Start of Data for analysis

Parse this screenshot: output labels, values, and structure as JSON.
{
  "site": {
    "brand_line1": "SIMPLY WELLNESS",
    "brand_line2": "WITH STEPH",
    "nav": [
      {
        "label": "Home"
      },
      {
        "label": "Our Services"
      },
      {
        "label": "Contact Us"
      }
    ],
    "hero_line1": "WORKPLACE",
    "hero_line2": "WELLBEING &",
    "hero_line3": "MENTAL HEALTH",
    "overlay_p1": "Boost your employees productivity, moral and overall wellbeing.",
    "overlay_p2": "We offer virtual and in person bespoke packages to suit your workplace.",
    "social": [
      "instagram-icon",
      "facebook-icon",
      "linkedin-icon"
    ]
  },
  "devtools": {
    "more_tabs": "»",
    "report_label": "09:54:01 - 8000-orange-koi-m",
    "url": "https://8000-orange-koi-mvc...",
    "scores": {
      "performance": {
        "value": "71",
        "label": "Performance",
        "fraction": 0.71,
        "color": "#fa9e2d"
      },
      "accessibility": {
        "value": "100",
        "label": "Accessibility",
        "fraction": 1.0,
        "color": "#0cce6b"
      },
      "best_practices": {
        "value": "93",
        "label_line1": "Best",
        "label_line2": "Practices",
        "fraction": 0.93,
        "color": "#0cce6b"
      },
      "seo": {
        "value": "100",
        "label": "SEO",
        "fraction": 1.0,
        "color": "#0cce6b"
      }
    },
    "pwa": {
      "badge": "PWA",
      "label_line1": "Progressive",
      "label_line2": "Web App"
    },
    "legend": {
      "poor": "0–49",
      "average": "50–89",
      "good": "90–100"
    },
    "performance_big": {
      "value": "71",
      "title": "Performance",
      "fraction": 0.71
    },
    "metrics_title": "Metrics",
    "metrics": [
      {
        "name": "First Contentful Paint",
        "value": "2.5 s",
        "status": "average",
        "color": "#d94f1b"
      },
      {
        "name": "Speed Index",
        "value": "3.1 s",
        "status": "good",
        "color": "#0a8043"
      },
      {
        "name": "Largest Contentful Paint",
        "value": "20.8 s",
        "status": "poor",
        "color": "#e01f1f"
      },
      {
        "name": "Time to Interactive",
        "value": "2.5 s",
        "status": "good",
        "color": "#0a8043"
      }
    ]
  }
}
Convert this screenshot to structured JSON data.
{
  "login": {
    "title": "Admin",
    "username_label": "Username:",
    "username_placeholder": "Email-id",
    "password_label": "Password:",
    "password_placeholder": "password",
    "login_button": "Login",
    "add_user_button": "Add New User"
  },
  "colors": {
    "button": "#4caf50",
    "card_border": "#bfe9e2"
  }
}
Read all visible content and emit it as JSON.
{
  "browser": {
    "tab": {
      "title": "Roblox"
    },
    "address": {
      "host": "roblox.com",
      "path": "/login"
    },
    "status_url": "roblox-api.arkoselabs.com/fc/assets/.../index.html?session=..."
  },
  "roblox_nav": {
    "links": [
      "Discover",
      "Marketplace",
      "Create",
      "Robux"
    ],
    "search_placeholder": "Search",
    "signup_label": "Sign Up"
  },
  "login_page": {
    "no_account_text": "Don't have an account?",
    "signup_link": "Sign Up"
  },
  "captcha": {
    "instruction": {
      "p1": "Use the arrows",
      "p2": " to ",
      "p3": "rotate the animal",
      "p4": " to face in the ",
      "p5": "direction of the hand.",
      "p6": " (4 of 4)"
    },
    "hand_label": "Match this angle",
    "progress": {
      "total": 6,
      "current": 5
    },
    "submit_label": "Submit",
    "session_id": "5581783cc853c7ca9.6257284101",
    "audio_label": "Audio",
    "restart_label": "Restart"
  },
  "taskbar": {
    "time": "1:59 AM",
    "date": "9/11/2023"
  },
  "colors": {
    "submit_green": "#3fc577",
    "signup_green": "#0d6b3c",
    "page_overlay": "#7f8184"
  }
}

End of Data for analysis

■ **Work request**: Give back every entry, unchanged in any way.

■ **Answer to this problem**:
Parse this screenshot: output labels, values, and structure as JSON.
{
  "site": {
    "brand_line1": "SIMPLY WELLNESS",
    "brand_line2": "WITH STEPH",
    "nav": [
      {
        "label": "Home"
      },
      {
        "label": "Our Services"
      },
      {
        "label": "Contact Us"
      }
    ],
    "hero_line1": "WORKPLACE",
    "hero_line2": "WELLBEING &",
    "hero_line3": "MENTAL HEALTH",
    "overlay_p1": "Boost your employees productivity, moral and overall wellbeing.",
    "overlay_p2": "We offer virtual and in person bespoke packages to suit your workplace.",
    "social": [
      "instagram-icon",
      "facebook-icon",
      "linkedin-icon"
    ]
  },
  "devtools": {
    "more_tabs": "»",
    "report_label": "09:54:01 - 8000-orange-koi-m",
    "url": "https://8000-orange-koi-mvc...",
    "scores": {
      "performance": {
        "value": "71",
        "label": "Performance",
        "fraction": 0.71,
        "color": "#fa9e2d"
      },
      "accessibility": {
        "value": "100",
        "label": "Accessibility",
        "fraction": 1.0,
        "color": "#0cce6b"
      },
      "best_practices": {
        "value": "93",
        "label_line1": "Best",
        "label_line2": "Practices",
        "fraction": 0.93,
        "color": "#0cce6b"
      },
      "seo": {
        "value": "100",
        "label": "SEO",
        "fraction": 1.0,
        "color": "#0cce6b"
      }
    },
    "pwa": {
      "badge": "PWA",
      "label_line1": "Progressive",
      "label_line2": "Web App"
    },
    "legend": {
      "poor": "0–49",
      "average": "50–89",
      "good": "90–100"
    },
    "performance_big": {
      "value": "71",
      "title": "Performance",
      "fraction": 0.71
    },
    "metrics_title": "Metrics",
    "metrics": [
      {
        "name": "First Contentful Paint",
        "value": "2.5 s",
        "status": "average",
        "color": "#d94f1b"
      },
      {
        "name": "Speed Index",
        "value": "3.1 s",
        "status": "good",
        "color": "#0a8043"
      },
      {
        "name": "Largest Contentful Paint",
        "value": "20.8 s",
        "status": "poor",
        "color": "#e01f1f"
      },
      {
        "name": "Time to Interactive",
        "value": "2.5 s",
        "status": "good",
        "color": "#0a8043"
      }
    ]
  }
}
Convert this screenshot to structured JSON data.
{
  "login": {
    "title": "Admin",
    "username_label": "Username:",
    "username_placeholder": "Email-id",
    "password_label": "Password:",
    "password_placeholder": "password",
    "login_button": "Login",
    "add_user_button": "Add New User"
  },
  "colors": {
    "button": "#4caf50",
    "card_border": "#bfe9e2"
  }
}
Read all visible content and emit it as JSON.
{
  "browser": {
    "tab": {
      "title": "Roblox"
    },
    "address": {
      "host": "roblox.com",
      "path": "/login"
    },
    "status_url": "roblox-api.arkoselabs.com/fc/assets/.../index.html?session=..."
  },
  "roblox_nav": {
    "links": [
      "Discover",
      "Marketplace",
      "Create",
      "Robux"
    ],
    "search_placeholder": "Search",
    "signup_label": "Sign Up"
  },
  "login_page": {
    "no_account_text": "Don't have an account?",
    "signup_link": "Sign Up"
  },
  "captcha": {
    "instruction": {
      "p1": "Use the arrows",
      "p2": " to ",
      "p3": "rotate the animal",
      "p4": " to face in the ",
      "p5": "direction of the hand.",
      "p6": " (4 of 4)"
    },
    "hand_label": "Match this angle",
    "progress": {
      "total": 6,
      "current": 5
    },
    "submit_label": "Submit",
    "session_id": "5581783cc853c7ca9.6257284101",
    "audio_label": "Audio",
    "restart_label": "Restart"
  },
  "taskbar": {
    "time": "1:59 AM",
    "date": "9/11/2023"
  },
  "colors": {
    "submit_green": "#3fc577",
    "signup_green": "#0d6b3c",
    "page_overlay": "#7f8184"
  }
}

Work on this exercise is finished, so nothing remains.